----- Source data

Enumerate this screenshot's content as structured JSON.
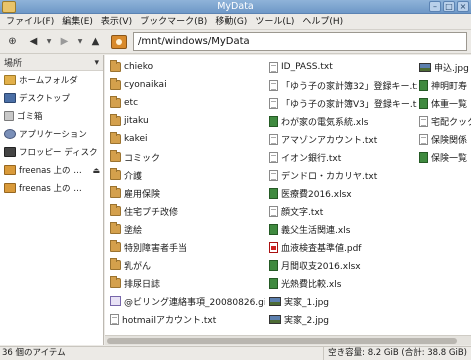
{
  "window": {
    "title": "MyData"
  },
  "menubar": {
    "items": [
      "ファイル(F)",
      "編集(E)",
      "表示(V)",
      "ブックマーク(B)",
      "移動(G)",
      "ツール(L)",
      "ヘルプ(H)"
    ]
  },
  "toolbar": {
    "path": "/mnt/windows/MyData",
    "icons": [
      "new-tab-icon",
      "back-icon",
      "back-history-icon",
      "forward-icon",
      "forward-history-icon",
      "up-icon",
      "home-icon"
    ]
  },
  "sidebar": {
    "header": "場所",
    "items": [
      {
        "label": "ホームフォルダ",
        "icon": "home-folder-icon"
      },
      {
        "label": "デスクトップ",
        "icon": "desktop-icon"
      },
      {
        "label": "ゴミ箱",
        "icon": "trash-icon"
      },
      {
        "label": "アプリケーション",
        "icon": "applications-icon"
      },
      {
        "label": "フロッピー ディスク",
        "icon": "floppy-icon"
      },
      {
        "label": "freenas 上の …",
        "icon": "network-folder-icon",
        "eject": true
      },
      {
        "label": "freenas 上の …",
        "icon": "network-folder-icon",
        "eject": false
      }
    ]
  },
  "files": {
    "col1": [
      {
        "name": "chieko",
        "type": "folder"
      },
      {
        "name": "cyonaikai",
        "type": "folder"
      },
      {
        "name": "etc",
        "type": "folder"
      },
      {
        "name": "jitaku",
        "type": "folder"
      },
      {
        "name": "kakei",
        "type": "folder"
      },
      {
        "name": "コミック",
        "type": "folder"
      },
      {
        "name": "介護",
        "type": "folder"
      },
      {
        "name": "雇用保険",
        "type": "folder"
      },
      {
        "name": "住宅プチ改修",
        "type": "folder"
      },
      {
        "name": "塗絵",
        "type": "folder"
      },
      {
        "name": "特別障害者手当",
        "type": "folder"
      },
      {
        "name": "乳がん",
        "type": "folder"
      },
      {
        "name": "排尿日誌",
        "type": "folder"
      },
      {
        "name": "@ビリング連絡事項_20080826.gif",
        "type": "gif"
      },
      {
        "name": "hotmailアカウント.txt",
        "type": "text"
      }
    ],
    "col2": [
      {
        "name": "ID_PASS.txt",
        "type": "text"
      },
      {
        "name": "「ゆう子の家計簿32」登録キー.txt",
        "type": "text"
      },
      {
        "name": "「ゆう子の家計簿V3」登録キー.txt",
        "type": "text"
      },
      {
        "name": "わが家の電気系統.xls",
        "type": "xls"
      },
      {
        "name": "アマゾンアカウント.txt",
        "type": "text"
      },
      {
        "name": "イオン銀行.txt",
        "type": "text"
      },
      {
        "name": "デンドロ・カカリヤ.txt",
        "type": "text"
      },
      {
        "name": "医療費2016.xlsx",
        "type": "xls"
      },
      {
        "name": "顔文字.txt",
        "type": "text"
      },
      {
        "name": "義父生活関連.xls",
        "type": "xls"
      },
      {
        "name": "血液検査基準値.pdf",
        "type": "pdf"
      },
      {
        "name": "月間収支2016.xlsx",
        "type": "xls"
      },
      {
        "name": "光熱費比較.xls",
        "type": "xls"
      },
      {
        "name": "実家_1.jpg",
        "type": "img"
      },
      {
        "name": "実家_2.jpg",
        "type": "img"
      }
    ],
    "col3": [
      {
        "name": "申込.jpg",
        "type": "img"
      },
      {
        "name": "神明町寿",
        "type": "xls"
      },
      {
        "name": "体重一覧",
        "type": "xls"
      },
      {
        "name": "宅配クック",
        "type": "text"
      },
      {
        "name": "保険関係",
        "type": "text"
      },
      {
        "name": "保険一覧",
        "type": "xls"
      }
    ]
  },
  "statusbar": {
    "items_count": "36 個のアイテム",
    "free_space": "空き容量: 8.2 GiB (合計: 38.8 GiB)"
  }
}
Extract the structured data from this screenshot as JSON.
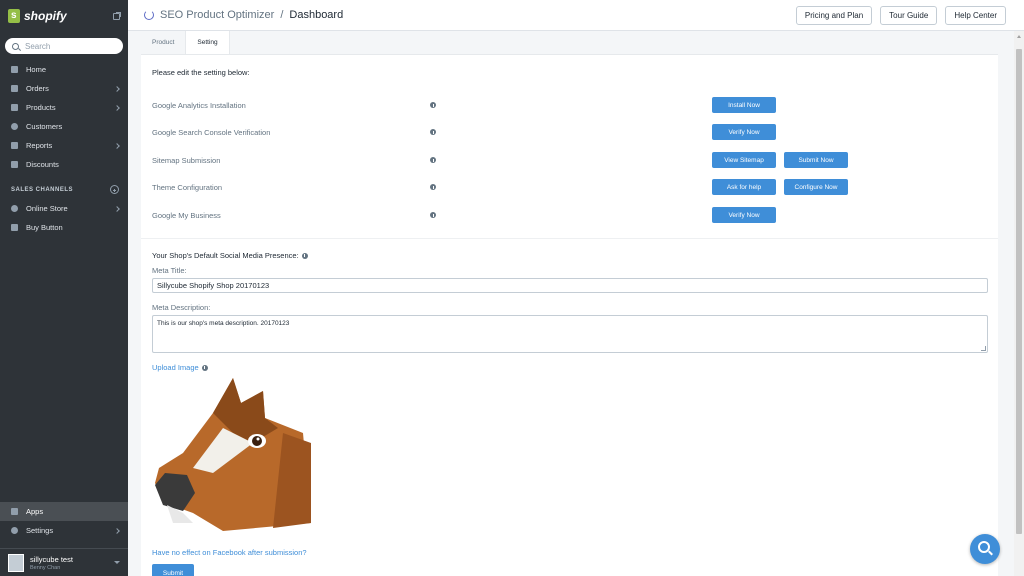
{
  "sidebar": {
    "brand": "shopify",
    "search_placeholder": "Search",
    "items": [
      {
        "label": "Home"
      },
      {
        "label": "Orders"
      },
      {
        "label": "Products"
      },
      {
        "label": "Customers"
      },
      {
        "label": "Reports"
      },
      {
        "label": "Discounts"
      }
    ],
    "sales_channels_title": "SALES CHANNELS",
    "channels": [
      {
        "label": "Online Store"
      },
      {
        "label": "Buy Button"
      }
    ],
    "bottom_items": [
      {
        "label": "Apps"
      },
      {
        "label": "Settings"
      }
    ],
    "user": {
      "name": "sillycube test",
      "sub": "Benny Chan"
    }
  },
  "header": {
    "app_name": "SEO Product Optimizer",
    "separator": "/",
    "page": "Dashboard",
    "buttons": [
      "Pricing and Plan",
      "Tour Guide",
      "Help Center"
    ]
  },
  "tabs": [
    "Product",
    "Setting"
  ],
  "settings": {
    "intro": "Please edit the setting below:",
    "rows": [
      {
        "label": "Google Analytics Installation",
        "buttons": [
          "Install Now"
        ]
      },
      {
        "label": "Google Search Console Verification",
        "buttons": [
          "Verify Now"
        ]
      },
      {
        "label": "Sitemap Submission",
        "buttons": [
          "View Sitemap",
          "Submit Now"
        ]
      },
      {
        "label": "Theme Configuration",
        "buttons": [
          "Ask for help",
          "Configure Now"
        ]
      },
      {
        "label": "Google My Business",
        "buttons": [
          "Verify Now"
        ]
      }
    ]
  },
  "social": {
    "title": "Your Shop's Default Social Media Presence:",
    "meta_title_label": "Meta Title:",
    "meta_title_value": "Sillycube Shopify Shop 20170123",
    "meta_desc_label": "Meta Description:",
    "meta_desc_value": "This is our shop's meta description. 20170123",
    "upload_label": "Upload Image",
    "fb_link": "Have no effect on Facebook after submission?",
    "submit": "Submit"
  },
  "colors": {
    "sidebar": "#2e3338",
    "accent": "#3f8ed8",
    "brand_green": "#95bf47"
  }
}
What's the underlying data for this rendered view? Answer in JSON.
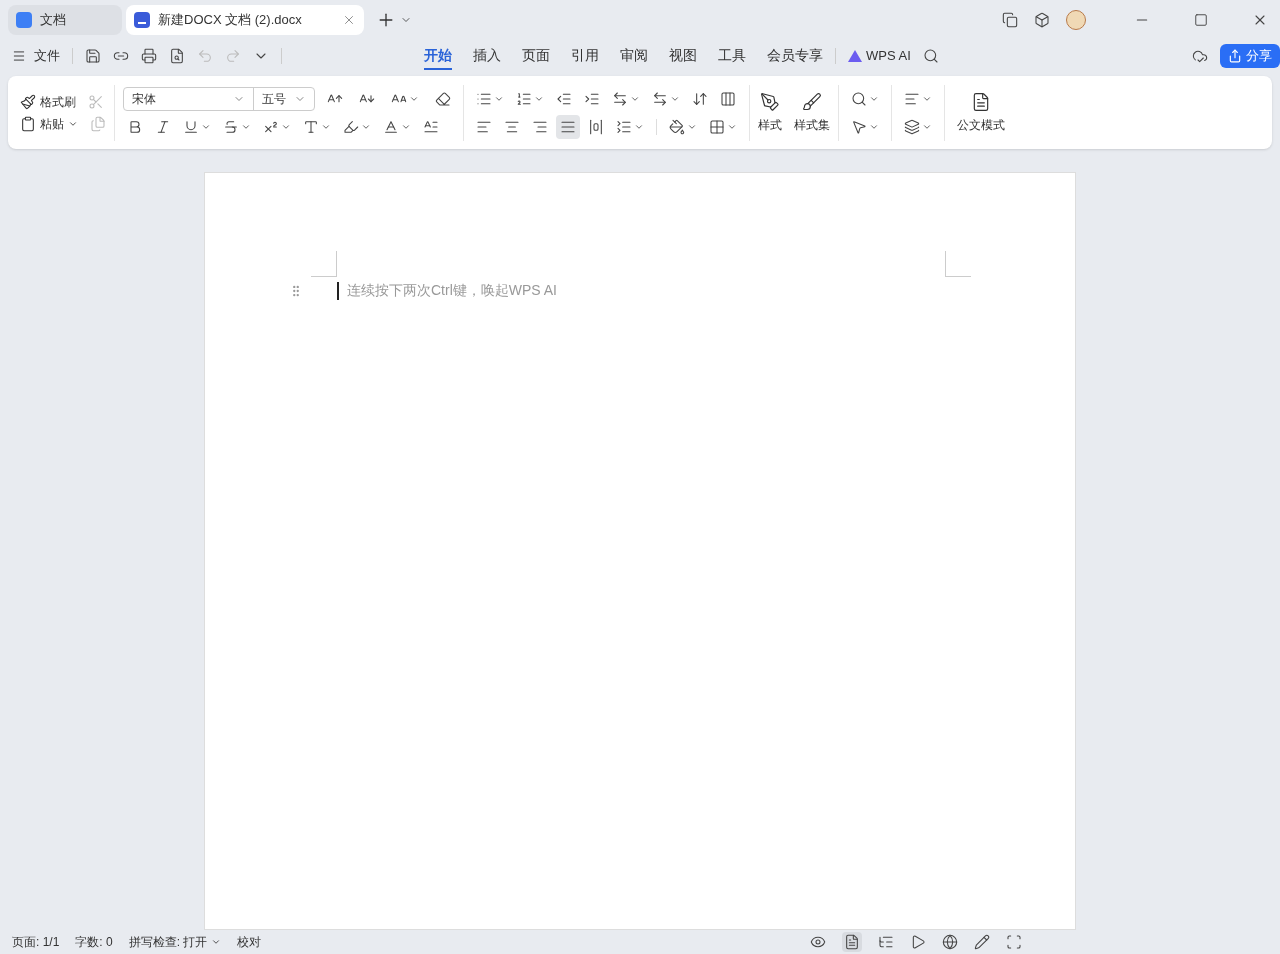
{
  "doc_tabs": [
    {
      "label": "文档",
      "kind": "home",
      "selected": false
    },
    {
      "label": "新建DOCX 文档 (2).docx",
      "kind": "word",
      "selected": true
    }
  ],
  "menu": {
    "file": "文件"
  },
  "ribbon_tabs": [
    {
      "label": "开始",
      "selected": true
    },
    {
      "label": "插入",
      "selected": false
    },
    {
      "label": "页面",
      "selected": false
    },
    {
      "label": "引用",
      "selected": false
    },
    {
      "label": "审阅",
      "selected": false
    },
    {
      "label": "视图",
      "selected": false
    },
    {
      "label": "工具",
      "selected": false
    },
    {
      "label": "会员专享",
      "selected": false
    }
  ],
  "ai_label": "WPS AI",
  "share": "分享",
  "clipboard": {
    "format_painter": "格式刷",
    "paste": "粘贴"
  },
  "font": {
    "name": "宋体",
    "size": "五号"
  },
  "alignment": [
    {
      "kind": "left",
      "selected": false
    },
    {
      "kind": "center",
      "selected": false
    },
    {
      "kind": "right",
      "selected": false
    },
    {
      "kind": "justify",
      "selected": true
    },
    {
      "kind": "distribute",
      "selected": false
    }
  ],
  "styles": {
    "style": "样式",
    "style_set": "样式集",
    "official": "公文模式"
  },
  "document": {
    "placeholder": "连续按下两次Ctrl键，唤起WPS AI"
  },
  "status_bar": {
    "page": "页面: 1/1",
    "words": "字数: 0",
    "spell": "拼写检查: 打开",
    "proof": "校对"
  }
}
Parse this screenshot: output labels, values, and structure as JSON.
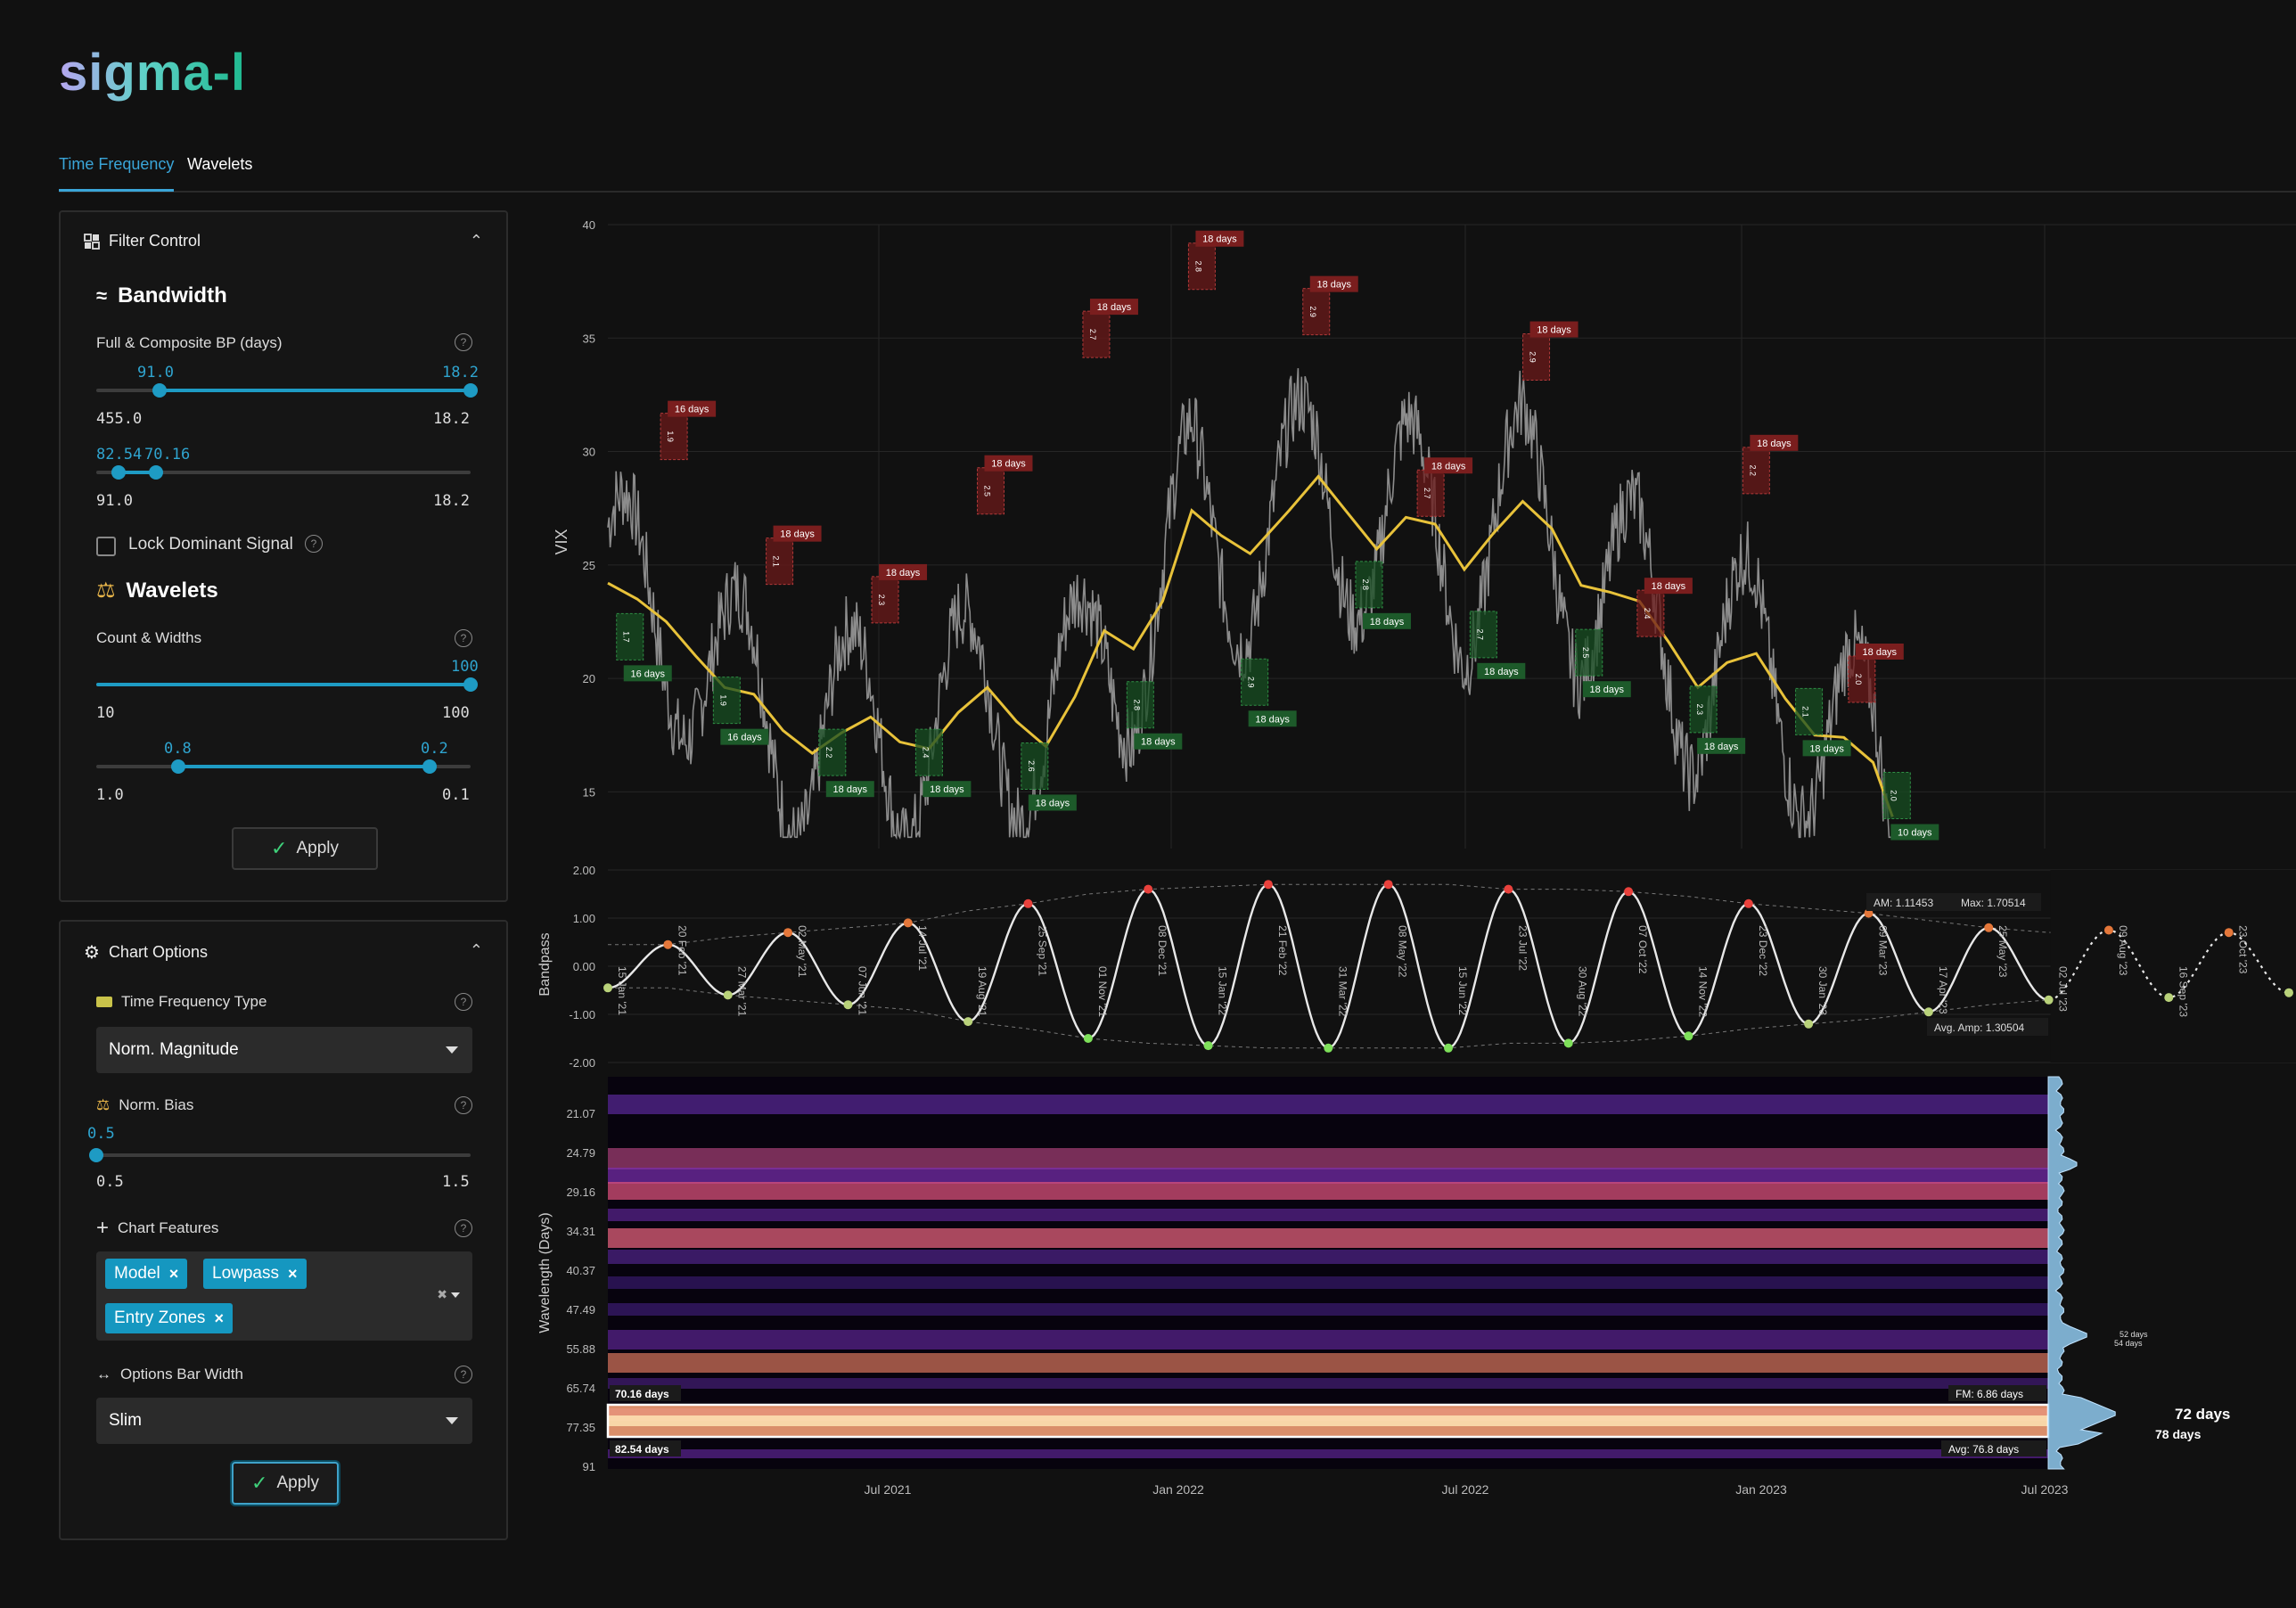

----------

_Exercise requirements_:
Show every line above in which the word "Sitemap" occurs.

_Reply_:
        "label": "Sitemap Submission",
          "View Sitemap",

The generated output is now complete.